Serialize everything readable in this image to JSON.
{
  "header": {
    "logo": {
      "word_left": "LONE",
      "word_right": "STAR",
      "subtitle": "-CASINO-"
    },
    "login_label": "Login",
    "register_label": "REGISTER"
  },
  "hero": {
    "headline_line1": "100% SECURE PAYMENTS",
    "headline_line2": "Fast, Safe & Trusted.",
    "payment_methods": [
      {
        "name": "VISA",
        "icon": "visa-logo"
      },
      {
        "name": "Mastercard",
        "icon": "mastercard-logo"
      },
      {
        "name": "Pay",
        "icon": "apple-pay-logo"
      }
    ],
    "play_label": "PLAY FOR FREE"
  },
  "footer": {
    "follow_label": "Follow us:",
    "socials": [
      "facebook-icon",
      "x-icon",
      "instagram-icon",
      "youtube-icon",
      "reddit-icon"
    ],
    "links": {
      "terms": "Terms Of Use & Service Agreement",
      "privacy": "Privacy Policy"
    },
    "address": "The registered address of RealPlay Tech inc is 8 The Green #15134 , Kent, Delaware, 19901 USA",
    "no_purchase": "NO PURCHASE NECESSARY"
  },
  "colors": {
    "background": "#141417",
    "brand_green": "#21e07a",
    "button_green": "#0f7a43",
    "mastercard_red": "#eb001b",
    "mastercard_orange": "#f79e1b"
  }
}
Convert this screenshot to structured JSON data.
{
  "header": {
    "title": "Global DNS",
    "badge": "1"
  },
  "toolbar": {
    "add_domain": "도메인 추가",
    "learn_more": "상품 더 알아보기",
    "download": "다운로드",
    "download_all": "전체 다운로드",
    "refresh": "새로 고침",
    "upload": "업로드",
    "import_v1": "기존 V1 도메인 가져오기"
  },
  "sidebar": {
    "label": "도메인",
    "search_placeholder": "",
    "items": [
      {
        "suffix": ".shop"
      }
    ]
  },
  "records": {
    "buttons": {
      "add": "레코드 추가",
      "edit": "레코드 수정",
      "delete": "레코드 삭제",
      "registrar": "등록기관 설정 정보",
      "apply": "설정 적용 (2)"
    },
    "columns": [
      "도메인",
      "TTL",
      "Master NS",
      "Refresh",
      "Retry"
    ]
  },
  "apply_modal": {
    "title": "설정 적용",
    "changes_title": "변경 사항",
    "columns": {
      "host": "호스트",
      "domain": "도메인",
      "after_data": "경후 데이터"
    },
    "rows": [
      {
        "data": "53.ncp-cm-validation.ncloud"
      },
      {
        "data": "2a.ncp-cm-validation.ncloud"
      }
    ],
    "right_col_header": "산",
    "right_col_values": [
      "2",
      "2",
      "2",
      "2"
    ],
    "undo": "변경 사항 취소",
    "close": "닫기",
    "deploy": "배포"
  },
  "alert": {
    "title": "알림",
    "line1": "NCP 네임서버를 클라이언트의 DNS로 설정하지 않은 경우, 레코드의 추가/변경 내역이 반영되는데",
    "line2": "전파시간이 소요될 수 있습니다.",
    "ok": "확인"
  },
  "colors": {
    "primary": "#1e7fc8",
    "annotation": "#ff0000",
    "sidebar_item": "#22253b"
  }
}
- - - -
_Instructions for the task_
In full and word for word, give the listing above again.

_Task response_
Serialize everything readable in this image to JSON.
{
  "header": {
    "logo": {
      "word_left": "LONE",
      "word_right": "STAR",
      "subtitle": "-CASINO-"
    },
    "login_label": "Login",
    "register_label": "REGISTER"
  },
  "hero": {
    "headline_line1": "100% SECURE PAYMENTS",
    "headline_line2": "Fast, Safe & Trusted.",
    "payment_methods": [
      {
        "name": "VISA",
        "icon": "visa-logo"
      },
      {
        "name": "Mastercard",
        "icon": "mastercard-logo"
      },
      {
        "name": "Pay",
        "icon": "apple-pay-logo"
      }
    ],
    "play_label": "PLAY FOR FREE"
  },
  "footer": {
    "follow_label": "Follow us:",
    "socials": [
      "facebook-icon",
      "x-icon",
      "instagram-icon",
      "youtube-icon",
      "reddit-icon"
    ],
    "links": {
      "terms": "Terms Of Use & Service Agreement",
      "privacy": "Privacy Policy"
    },
    "address": "The registered address of RealPlay Tech inc is 8 The Green #15134 , Kent, Delaware, 19901 USA",
    "no_purchase": "NO PURCHASE NECESSARY"
  },
  "colors": {
    "background": "#141417",
    "brand_green": "#21e07a",
    "button_green": "#0f7a43",
    "mastercard_red": "#eb001b",
    "mastercard_orange": "#f79e1b"
  }
}
Convert this screenshot to structured JSON data.
{
  "header": {
    "title": "Global DNS",
    "badge": "1"
  },
  "toolbar": {
    "add_domain": "도메인 추가",
    "learn_more": "상품 더 알아보기",
    "download": "다운로드",
    "download_all": "전체 다운로드",
    "refresh": "새로 고침",
    "upload": "업로드",
    "import_v1": "기존 V1 도메인 가져오기"
  },
  "sidebar": {
    "label": "도메인",
    "search_placeholder": "",
    "items": [
      {
        "suffix": ".shop"
      }
    ]
  },
  "records": {
    "buttons": {
      "add": "레코드 추가",
      "edit": "레코드 수정",
      "delete": "레코드 삭제",
      "registrar": "등록기관 설정 정보",
      "apply": "설정 적용 (2)"
    },
    "columns": [
      "도메인",
      "TTL",
      "Master NS",
      "Refresh",
      "Retry"
    ]
  },
  "apply_modal": {
    "title": "설정 적용",
    "changes_title": "변경 사항",
    "columns": {
      "host": "호스트",
      "domain": "도메인",
      "after_data": "경후 데이터"
    },
    "rows": [
      {
        "data": "53.ncp-cm-validation.ncloud"
      },
      {
        "data": "2a.ncp-cm-validation.ncloud"
      }
    ],
    "right_col_header": "산",
    "right_col_values": [
      "2",
      "2",
      "2",
      "2"
    ],
    "undo": "변경 사항 취소",
    "close": "닫기",
    "deploy": "배포"
  },
  "alert": {
    "title": "알림",
    "line1": "NCP 네임서버를 클라이언트의 DNS로 설정하지 않은 경우, 레코드의 추가/변경 내역이 반영되는데",
    "line2": "전파시간이 소요될 수 있습니다.",
    "ok": "확인"
  },
  "colors": {
    "primary": "#1e7fc8",
    "annotation": "#ff0000",
    "sidebar_item": "#22253b"
  }
}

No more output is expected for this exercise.